Speaking to the BBC, the AA’s president Edmund King acknowledged: “I think people have kind of got the message when they go out in the evening, so they’ll book a taxi or they’ll have a designated driver and they’ll be responsible. But once they get home, they go to bed, they have some sleep, and then they kind of think well I’m OK, it’s the next day.
“So, they’re not equating the next day with what they’ve actually drunk and the problem is if you really have had a lot to drink, your body can only really break down one unit of alcohol per hour…it is relatively easy to be over the limit the next day.”
The case for having a ‘colour coding’ system to fight back against major congestion
Currently enforced in: Manila, the Philippines
Do you have a holiday in the Philippines planned and hoping to rent a vehicle so that you can get around the capital city Manila’s metro area? If so, you’ll want to top up your knowledge on the district’s ‘colour coding’ system. Introduced as a measure to prevent major congestion throughout Manila, the law is linked to the final digit of a vehicle’s number plate. There are a few regulations in place, such as vehicles with a number plate ending in the number 1 or 2 being restricted from driving in Manila’s metro area between 7am and 7pm on Mondays.
There surely wouldn’t be much opposition if action was taken to fight against congestion throughout the UK. After all, a study conducted by traffic data firm INRIX has suggested that the UK is currently the 10th most congested country across the globe and that London is the second most gridlocked city in Europe, behind only Moscow.

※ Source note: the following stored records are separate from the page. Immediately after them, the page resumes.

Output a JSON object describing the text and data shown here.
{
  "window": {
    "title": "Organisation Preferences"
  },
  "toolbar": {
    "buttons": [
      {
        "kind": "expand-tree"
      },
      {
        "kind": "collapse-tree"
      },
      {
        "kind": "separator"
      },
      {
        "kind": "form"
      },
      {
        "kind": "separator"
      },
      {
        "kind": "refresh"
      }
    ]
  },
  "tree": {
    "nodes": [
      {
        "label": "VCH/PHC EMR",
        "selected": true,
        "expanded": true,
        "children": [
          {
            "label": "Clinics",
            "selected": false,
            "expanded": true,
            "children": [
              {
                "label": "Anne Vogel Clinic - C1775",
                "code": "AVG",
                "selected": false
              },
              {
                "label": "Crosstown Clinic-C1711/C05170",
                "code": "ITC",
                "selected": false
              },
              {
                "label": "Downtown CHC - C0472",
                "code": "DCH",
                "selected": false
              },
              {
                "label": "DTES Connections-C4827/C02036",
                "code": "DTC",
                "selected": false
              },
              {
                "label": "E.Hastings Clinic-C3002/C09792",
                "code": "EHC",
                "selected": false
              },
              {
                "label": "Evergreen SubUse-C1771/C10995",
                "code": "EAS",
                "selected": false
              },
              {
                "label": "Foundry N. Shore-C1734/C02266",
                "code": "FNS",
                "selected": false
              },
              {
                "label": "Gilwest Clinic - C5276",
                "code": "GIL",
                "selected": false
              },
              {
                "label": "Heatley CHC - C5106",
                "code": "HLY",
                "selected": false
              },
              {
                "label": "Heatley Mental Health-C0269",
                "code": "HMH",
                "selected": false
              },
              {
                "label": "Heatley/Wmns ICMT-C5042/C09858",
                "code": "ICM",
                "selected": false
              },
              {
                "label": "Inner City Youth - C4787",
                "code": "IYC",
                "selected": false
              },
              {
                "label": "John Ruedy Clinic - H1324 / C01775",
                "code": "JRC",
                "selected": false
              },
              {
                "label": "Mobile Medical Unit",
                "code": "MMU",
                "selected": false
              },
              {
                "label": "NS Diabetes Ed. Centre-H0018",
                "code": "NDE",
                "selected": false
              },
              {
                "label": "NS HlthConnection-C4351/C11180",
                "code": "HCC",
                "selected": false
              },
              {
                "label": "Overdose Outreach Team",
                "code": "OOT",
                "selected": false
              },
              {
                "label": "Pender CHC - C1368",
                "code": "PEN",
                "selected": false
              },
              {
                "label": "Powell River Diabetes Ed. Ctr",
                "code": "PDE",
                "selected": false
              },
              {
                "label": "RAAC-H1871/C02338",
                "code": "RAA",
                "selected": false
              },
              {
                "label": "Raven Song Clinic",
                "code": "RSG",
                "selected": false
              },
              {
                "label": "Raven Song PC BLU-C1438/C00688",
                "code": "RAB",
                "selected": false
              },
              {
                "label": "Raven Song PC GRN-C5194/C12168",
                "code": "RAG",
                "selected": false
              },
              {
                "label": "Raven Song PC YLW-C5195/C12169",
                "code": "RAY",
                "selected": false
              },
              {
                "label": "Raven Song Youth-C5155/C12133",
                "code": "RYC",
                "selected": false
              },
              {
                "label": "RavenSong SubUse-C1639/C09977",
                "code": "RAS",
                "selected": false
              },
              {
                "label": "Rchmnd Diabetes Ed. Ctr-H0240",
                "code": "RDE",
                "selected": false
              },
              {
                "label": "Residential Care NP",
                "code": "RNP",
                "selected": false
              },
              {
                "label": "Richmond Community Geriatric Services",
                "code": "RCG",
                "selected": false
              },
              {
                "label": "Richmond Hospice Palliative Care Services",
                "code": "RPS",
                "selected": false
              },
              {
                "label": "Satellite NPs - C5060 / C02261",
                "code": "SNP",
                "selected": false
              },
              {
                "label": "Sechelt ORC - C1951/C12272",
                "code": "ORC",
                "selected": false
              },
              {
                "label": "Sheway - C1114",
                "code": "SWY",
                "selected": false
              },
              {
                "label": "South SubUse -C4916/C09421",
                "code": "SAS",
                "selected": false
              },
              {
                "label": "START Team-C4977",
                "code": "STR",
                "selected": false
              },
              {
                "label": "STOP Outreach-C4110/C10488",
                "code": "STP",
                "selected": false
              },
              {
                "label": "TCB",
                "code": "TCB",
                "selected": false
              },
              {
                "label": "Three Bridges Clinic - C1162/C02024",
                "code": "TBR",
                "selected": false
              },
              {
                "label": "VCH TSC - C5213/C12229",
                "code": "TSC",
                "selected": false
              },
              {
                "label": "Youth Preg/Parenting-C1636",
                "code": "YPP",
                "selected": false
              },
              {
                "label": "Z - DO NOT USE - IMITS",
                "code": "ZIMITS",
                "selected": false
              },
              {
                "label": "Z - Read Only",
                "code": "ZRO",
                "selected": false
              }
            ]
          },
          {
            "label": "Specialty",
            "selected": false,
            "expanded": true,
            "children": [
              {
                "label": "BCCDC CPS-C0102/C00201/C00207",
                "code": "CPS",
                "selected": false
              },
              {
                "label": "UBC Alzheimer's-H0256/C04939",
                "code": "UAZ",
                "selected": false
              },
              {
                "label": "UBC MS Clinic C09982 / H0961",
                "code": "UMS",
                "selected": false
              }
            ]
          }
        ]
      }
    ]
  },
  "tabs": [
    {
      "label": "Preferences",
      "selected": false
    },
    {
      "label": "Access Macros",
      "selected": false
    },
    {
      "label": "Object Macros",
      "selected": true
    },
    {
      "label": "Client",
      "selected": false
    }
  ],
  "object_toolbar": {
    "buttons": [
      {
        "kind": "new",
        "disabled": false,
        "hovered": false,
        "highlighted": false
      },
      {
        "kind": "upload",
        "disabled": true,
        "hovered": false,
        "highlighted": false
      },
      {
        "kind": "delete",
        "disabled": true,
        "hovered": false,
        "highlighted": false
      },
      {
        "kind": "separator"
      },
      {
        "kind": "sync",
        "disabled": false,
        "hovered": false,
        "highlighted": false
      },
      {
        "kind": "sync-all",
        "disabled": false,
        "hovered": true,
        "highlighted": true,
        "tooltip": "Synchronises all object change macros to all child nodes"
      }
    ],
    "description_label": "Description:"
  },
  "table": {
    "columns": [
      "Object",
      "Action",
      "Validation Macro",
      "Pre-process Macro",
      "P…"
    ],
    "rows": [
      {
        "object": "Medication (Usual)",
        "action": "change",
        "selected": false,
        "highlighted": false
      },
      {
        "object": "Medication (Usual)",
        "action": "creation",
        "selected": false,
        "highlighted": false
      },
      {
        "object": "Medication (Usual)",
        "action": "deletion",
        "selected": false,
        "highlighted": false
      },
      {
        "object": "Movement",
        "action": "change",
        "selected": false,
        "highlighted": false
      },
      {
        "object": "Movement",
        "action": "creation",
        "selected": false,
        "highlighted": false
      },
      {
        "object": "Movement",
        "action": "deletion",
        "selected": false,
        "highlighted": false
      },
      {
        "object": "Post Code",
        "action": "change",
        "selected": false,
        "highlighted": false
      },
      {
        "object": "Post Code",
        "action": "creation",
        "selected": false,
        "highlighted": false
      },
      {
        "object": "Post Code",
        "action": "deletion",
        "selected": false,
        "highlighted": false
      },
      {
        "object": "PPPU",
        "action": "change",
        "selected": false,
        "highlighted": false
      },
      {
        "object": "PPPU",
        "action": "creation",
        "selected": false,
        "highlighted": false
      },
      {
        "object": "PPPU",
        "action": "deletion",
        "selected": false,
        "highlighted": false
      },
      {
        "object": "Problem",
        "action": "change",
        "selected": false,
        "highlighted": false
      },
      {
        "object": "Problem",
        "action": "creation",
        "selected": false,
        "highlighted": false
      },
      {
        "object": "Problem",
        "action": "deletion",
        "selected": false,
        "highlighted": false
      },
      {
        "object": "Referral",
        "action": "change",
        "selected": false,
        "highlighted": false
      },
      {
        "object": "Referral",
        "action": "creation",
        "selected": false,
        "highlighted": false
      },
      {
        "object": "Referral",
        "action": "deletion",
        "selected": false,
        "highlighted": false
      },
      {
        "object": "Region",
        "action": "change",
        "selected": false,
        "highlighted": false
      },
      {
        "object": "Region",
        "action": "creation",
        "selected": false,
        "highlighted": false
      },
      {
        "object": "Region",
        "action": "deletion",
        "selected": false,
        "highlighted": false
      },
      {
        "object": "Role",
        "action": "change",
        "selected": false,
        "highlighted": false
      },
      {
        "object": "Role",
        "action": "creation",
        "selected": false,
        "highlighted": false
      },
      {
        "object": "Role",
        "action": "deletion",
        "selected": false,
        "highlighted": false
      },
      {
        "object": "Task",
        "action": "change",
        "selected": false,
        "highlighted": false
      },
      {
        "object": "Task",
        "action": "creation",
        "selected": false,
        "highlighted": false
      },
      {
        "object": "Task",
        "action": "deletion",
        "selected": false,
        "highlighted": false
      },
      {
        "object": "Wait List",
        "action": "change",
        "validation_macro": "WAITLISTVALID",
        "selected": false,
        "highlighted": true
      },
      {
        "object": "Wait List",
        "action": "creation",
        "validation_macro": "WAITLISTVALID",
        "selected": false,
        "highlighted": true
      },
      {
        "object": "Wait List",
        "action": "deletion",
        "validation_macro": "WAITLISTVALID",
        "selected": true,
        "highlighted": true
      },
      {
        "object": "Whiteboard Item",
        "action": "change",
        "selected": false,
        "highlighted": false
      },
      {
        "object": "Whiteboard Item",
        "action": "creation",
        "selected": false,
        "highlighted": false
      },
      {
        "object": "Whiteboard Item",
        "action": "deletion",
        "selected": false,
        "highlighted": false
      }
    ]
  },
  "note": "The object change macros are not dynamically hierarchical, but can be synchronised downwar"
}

Direct costs were analysed as part of INRIX’s research. This included wasted fuel and time being examined, as well as looking into indirect consequences like the higher prices being charged for household goods because of increased freight fees. From this data, the organisation calculated that drivers in the UK wasted 31 hours last year when they were stuck in rush-hour traffic — at a cost of £1,168 per motorist.
INRIX’s Chief Economist Dr. Graham Cookson noted: “Combined with the rising price of motoring, the cost of congestion is astonishing — it takes billions out of the economy and impacts businesses and individuals alike.
“With the Office of National Statistics showing more cars on the road than ever before, we need to consider innovative new approaches to solving the issue. Increased flexible working or road charges have potential, however, transport authorities should be looking to exciting developments in data analytics and AI which promise to reinvent our approach to traffic management.”